Under the BCA, giving notice involves both sending a written document directly to known creditors and claimants, and publishing a general notice in a newspaper for four consecutive weeks. A notice must contain:
If a creditor or other claimant responds to a notice within the allowed time by asserting a claim, there are additional periods of time allotted for accepting or rejecting the claim, and subsequently for a claimant to pursue further remedies. These time periods can easily range up to many months. With this in mind, if you choose to give claimants notice, you should strongly consider getting assistance from a business attorney.
At a certain point after dissolving your corporation, you must file articles of dissolution with the Secretary of State (“SOS”). The contents of the articles and the timing of their filing vary depending on whether you have given notice of dissolution to creditors and other claimants.
If you have given notice. The articles of dissolution must be filed either (a) after the required 90-day period following giving notice of dissolution has passed if all claims from creditors and other claimants have been paid or provided for, or (b) after the longest of the time periods involved in cases where not all claims have been resolved (as mentioned above, these time periods can easily range up to many months). The articles of dissolution must state:
If you have not given notice. The articles of dissolution must be filed after either (a) the payment of claims of all known creditors and claimants has been made or provided for, or (b) at least two years have elapsed from the date of filing the notice of intent to dissolve. If your corporation relies on the first of these two options—that is, if your corporation has paid or made provision to pay claims and creditors—the articles of dissolution must state as much. In addition, regardless of which of the two foregoing options you rely on, the articles of dissolution must state:
An articles of dissolution form is available for download from the SOS. The form allows you to indicate whether notice was given to creditors and claimants. The processing times and filing fees are the same as for the notice of intent to dissolve (see above).
Be aware that your business name will become available for use by others after dissolution.
An S corporation is a corporation that has filed an election with the IRS to have business income, losses, deductions, and credits pass through to individual shareholders for federal tax purposes. Only the shareholders, and not the corporation, pay federal taxes on income from the business. Potential tax issues aside, the process for dissolving and winding up an S corporation is generally the same as dissolving and winding up a traditional corporation.
Minnesota does not require that you obtain tax clearance before dissolving your corporation.
For federal tax purposes, check the “final return” box on your IRS Form 1120 (for traditional corporations) or IRS Form 1120S (for S corporations).
Is your corporation registered or qualified to do business in other states? If so, you must file separate forms to terminate your right to conduct business in those states. Depending on the states involved, the form might be called a termination of registration, certificate of termination of existence, application of withdrawal, or certificate of surrender of right to transact business. Failure to file the additional termination forms means you’ll continue to be liable for annual report fees and minimum business taxes.
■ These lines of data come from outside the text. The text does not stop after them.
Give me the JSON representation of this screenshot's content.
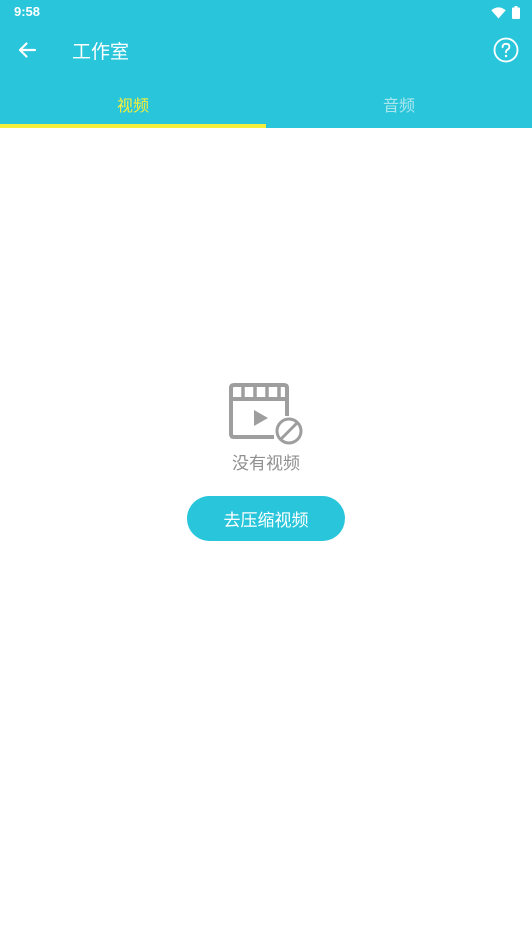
{
  "status_bar": {
    "time": "9:58",
    "icons": [
      "wifi-icon",
      "battery-icon"
    ]
  },
  "toolbar": {
    "back_icon": "arrow-left-icon",
    "title": "工作室",
    "help_icon": "help-circle-icon"
  },
  "tabs": [
    {
      "label": "视频",
      "active": true
    },
    {
      "label": "音频",
      "active": false
    }
  ],
  "empty_state": {
    "icon": "video-disabled-icon",
    "message": "没有视频",
    "action_label": "去压缩视频"
  },
  "colors": {
    "primary": "#29C6DB",
    "tab_active": "#F5EE3A",
    "tab_inactive": "#a9e6ee",
    "empty_text": "#8f8f8f",
    "icon_gray": "#9e9e9e"
  }
}
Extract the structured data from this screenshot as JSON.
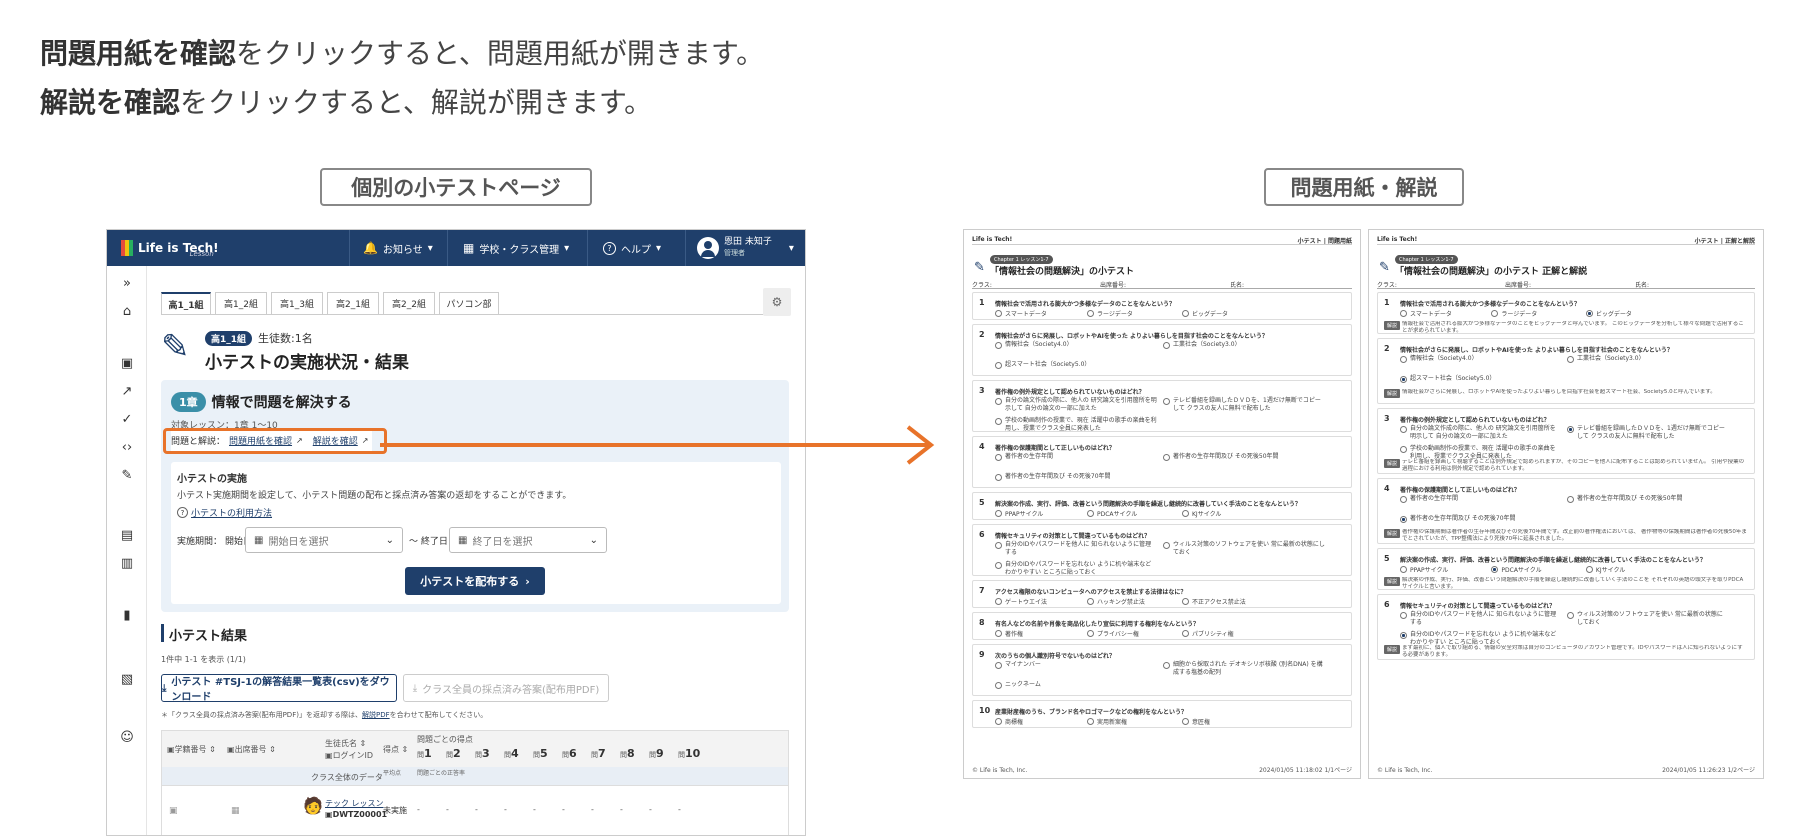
{
  "intro": {
    "line1_bold": "問題用紙を確認",
    "line1_rest": "をクリックすると、問題用紙が開きます。",
    "line2_bold": "解説を確認",
    "line2_rest": "をクリックすると、解説が開きます。"
  },
  "captions": {
    "left": "個別の小テストページ",
    "right": "問題用紙・解説"
  },
  "app": {
    "logo": "Life is Tech!",
    "logo_sub": "Lesson",
    "nav": {
      "notice": "お知らせ",
      "school": "学校・クラス管理",
      "help": "ヘルプ",
      "user_name": "恩田 未知子",
      "user_role": "管理者"
    },
    "tabs": [
      "高1_1組",
      "高1_2組",
      "高1_3組",
      "高2_1組",
      "高2_2組",
      "パソコン部"
    ],
    "class_badge": "高1_1組",
    "students": "生徒数:1名",
    "page_title": "小テストの実施状況・結果",
    "chapter_badge": "1章",
    "chapter_title": "情報で問題を解決する",
    "target": "対象レッスン：1章 1～10",
    "qa_label": "問題と解説：",
    "qa_problem": "問題用紙を確認",
    "qa_answer": "解説を確認",
    "exec_title": "小テストの実施",
    "exec_desc": "小テスト実施期間を設定して、小テスト問題の配布と採点済み答案の返却をすることができます。",
    "usage_link": "小テストの利用方法",
    "period_label": "実施期間：",
    "start_label": "開始日",
    "start_ph": "開始日を選択",
    "end_label": "〜 終了日",
    "end_ph": "終了日を選択",
    "distribute": "小テストを配布する",
    "results_title": "小テスト結果",
    "results_count": "1件中 1-1 を表示 (1/1)",
    "download_csv": "小テスト #TSJ-1の解答結果一覧表(csv)をダウンロード",
    "download_pdf": "クラス全員の採点済み答案(配布用PDF)",
    "note_pre": "「クラス全員の採点済み答案(配布用PDF)」を返却する際は、",
    "note_link": "解説PDF",
    "note_post": "を合わせて配布してください。",
    "cols": {
      "student_no": "学籍番号",
      "attend_no": "出席番号",
      "student_name": "生徒氏名",
      "login": "ログインID",
      "score": "得点",
      "per_q": "問題ごとの得点",
      "class_data": "クラス全体のデータ",
      "avg": "平均点",
      "rate": "問題ごとの正答率"
    },
    "qcols": [
      "問1",
      "問2",
      "問3",
      "問4",
      "問5",
      "問6",
      "問7",
      "問8",
      "問9",
      "問10"
    ],
    "row": {
      "name": "テック レッスン",
      "login": "DWTZ00001",
      "status": "未実施",
      "dash": "-"
    }
  },
  "paper_q": {
    "brand": "Life is Tech!",
    "header_right": "小テスト | 問題用紙",
    "chapter_tag": "Chapter 1 レッスン1-7",
    "title": "「情報社会の問題解決」の小テスト",
    "class": "クラス:",
    "attend": "出席番号:",
    "name": "氏名:",
    "footer_left": "© Life is Tech, Inc.",
    "footer_right": "2024/01/05 11:18:02 1/1ページ",
    "questions": [
      {
        "n": "1",
        "q": "情報社会で活用される膨大かつ多様なデータのことをなんという？",
        "o": [
          "スマートデータ",
          "ラージデータ",
          "ビッグデータ"
        ]
      },
      {
        "n": "2",
        "q": "情報社会がさらに発展し、ロボットやAIを使った よりよい暮らしを目指す社会のことをなんという？",
        "o": [
          "情報社会（Society4.0）",
          "工業社会（Society3.0）",
          "超スマート社会（Society5.0）"
        ]
      },
      {
        "n": "3",
        "q": "著作権の例外規定として認められていないものはどれ？",
        "o": [
          "自分の論文作成の際に、他人の 研究論文を引用箇所を明示して 自分の論文の一部に加えた",
          "テレビ番組を録画したＤＶＤを、1週だけ無断でコピーして クラスの友人に無料で配布した",
          "学校の動画制作の授業で、現在 活躍中の歌手の楽曲を利用し、授業でクラス全員に発表した"
        ]
      },
      {
        "n": "4",
        "q": "著作権の保護期間として正しいものはどれ？",
        "o": [
          "著作者の生存年間",
          "著作者の生存年間及び その死後50年間",
          "著作者の生存年間及び その死後70年間"
        ]
      },
      {
        "n": "5",
        "q": "解決案の作成、実行、評価、改善という問題解決の手順を繰返し継続的に改善していく手法のことをなんという？",
        "o": [
          "PPAPサイクル",
          "PDCAサイクル",
          "KJサイクル"
        ]
      },
      {
        "n": "6",
        "q": "情報セキュリティの対策として間違っているものはどれ？",
        "o": [
          "自分のIDやパスワードを他人に 知られないように管理する",
          "ウィルス対策のソフトウェアを使い 常に最新の状態にしておく",
          "自分のIDやパスワードを忘れない ように机や端末などわかりやすい ところに貼っておく"
        ]
      },
      {
        "n": "7",
        "q": "アクセス権限のないコンピュータへのアクセスを禁止する法律はなに？",
        "o": [
          "ゲートウエイ法",
          "ハッキング禁止法",
          "不正アクセス禁止法"
        ]
      },
      {
        "n": "8",
        "q": "有名人などの名前や肖像を商品化したり宣伝に利用する権利をなんという？",
        "o": [
          "著作権",
          "プライバシー権",
          "パブリシティ権"
        ]
      },
      {
        "n": "9",
        "q": "次のうちの個人識別符号でないものはどれ？",
        "o": [
          "マイナンバー",
          "細胞から採取された デオキシリボ核酸 (別名DNA) を構成する塩基の配列",
          "ニックネーム"
        ]
      },
      {
        "n": "10",
        "q": "産業財産権のうち、ブランド名やロゴマークなどの権利をなんという？",
        "o": [
          "商標権",
          "実用新案権",
          "意匠権"
        ]
      }
    ]
  },
  "paper_a": {
    "brand": "Life is Tech!",
    "header_right": "小テスト | 正解と解説",
    "chapter_tag": "Chapter 1 レッスン1-7",
    "title": "「情報社会の問題解決」の小テスト 正解と解説",
    "class": "クラス:",
    "attend": "出席番号:",
    "name": "氏名:",
    "exp_badge": "解説",
    "footer_left": "© Life is Tech, Inc.",
    "footer_right": "2024/01/05 11:26:23 1/2ページ",
    "questions": [
      {
        "n": "1",
        "q": "情報社会で活用される膨大かつ多様なデータのことをなんという？",
        "o": [
          "スマートデータ",
          "ラージデータ",
          "ビッグデータ"
        ],
        "a": 2,
        "e": [
          "情報社会で活用される膨大かつ多様なデータのことをビッグデータと呼んでいます。 このビッグデータを分析して様々な問題で活用することが求められています。"
        ]
      },
      {
        "n": "2",
        "q": "情報社会がさらに発展し、ロボットやAIを使った よりよい暮らしを目指す社会のことをなんという？",
        "o": [
          "情報社会（Society4.0）",
          "工業社会（Society3.0）",
          "超スマート社会（Society5.0）"
        ],
        "a": 2,
        "e": [
          "情報社会がさらに発展し、ロボットやAIを使ったよりよい暮らしを目指す社会を超スマート社会、Society5.0と呼んでいます。"
        ]
      },
      {
        "n": "3",
        "q": "著作権の例外規定として認められていないものはどれ？",
        "o": [
          "自分の論文作成の際に、他人の 研究論文を引用箇所を明示して 自分の論文の一部に加えた",
          "テレビ番組を録画したＤＶＤを、1週だけ無断でコピーして クラスの友人に無料で配布した",
          "学校の動画制作の授業で、現在 活躍中の歌手の楽曲を利用し、授業でクラス全員に発表した"
        ],
        "a": 1,
        "e": [
          "テレビ番組を録画して視聴することは例外規定で認められますが、そのコピーを他人に配布することは認められていません。 引用や授業の過程における利用は例外規定で認められています。"
        ]
      },
      {
        "n": "4",
        "q": "著作権の保護期間として正しいものはどれ？",
        "o": [
          "著作者の生存年間",
          "著作者の生存年間及び その死後50年間",
          "著作者の生存年間及び その死後70年間"
        ],
        "a": 2,
        "e": [
          "著作権の保護期間は著作者の生存年間及びその死後70年間です。改正前の著作権法においては、 著作物等の保護期間は著作者の死後50年までとされていたが、TPP整備法により死後70年に延長されました。"
        ]
      },
      {
        "n": "5",
        "q": "解決案の作成、実行、評価、改善という問題解決の手順を繰返し継続的に改善していく手法のことをなんという？",
        "o": [
          "PPAPサイクル",
          "PDCAサイクル",
          "KJサイクル"
        ],
        "a": 1,
        "e": [
          "解決案の作成、実行、評価、改善という問題解決の手順を繰返し継続的に改善していく手法のことを それぞれの英語の頭文字を取りPDCA サイクルと言います。"
        ]
      },
      {
        "n": "6",
        "q": "情報セキュリティの対策として間違っているものはどれ？",
        "o": [
          "自分のIDやパスワードを他人に 知られないように管理する",
          "ウィルス対策のソフトウェアを使い 常に最新の状態にしておく",
          "自分のIDやパスワードを忘れない ように机や端末などわかりやすい ところに貼っておく"
        ],
        "a": 2,
        "e": [
          "まず最初に、個人で取り組める、情報の安全対策は自分のコンピュータのアカウント管理です。IDやパスワードは人に知られないようにする必要があります。"
        ]
      }
    ]
  }
}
You can find additional information, such as forms, mailing addresses, online filing options, and filing fees, on the SOS website.
For information on dissolving and winding up corporations formed in other states, check Nolo’s 50-state series on dissolving corporations.
Final Note: Dissolving and winding up your corporation is only one piece of the process of closing your business. For further, general guidance on many of the other steps involved, check Nolo’s 20-point checklist for closing a business and the Nolo article on what you need to know about closing a business.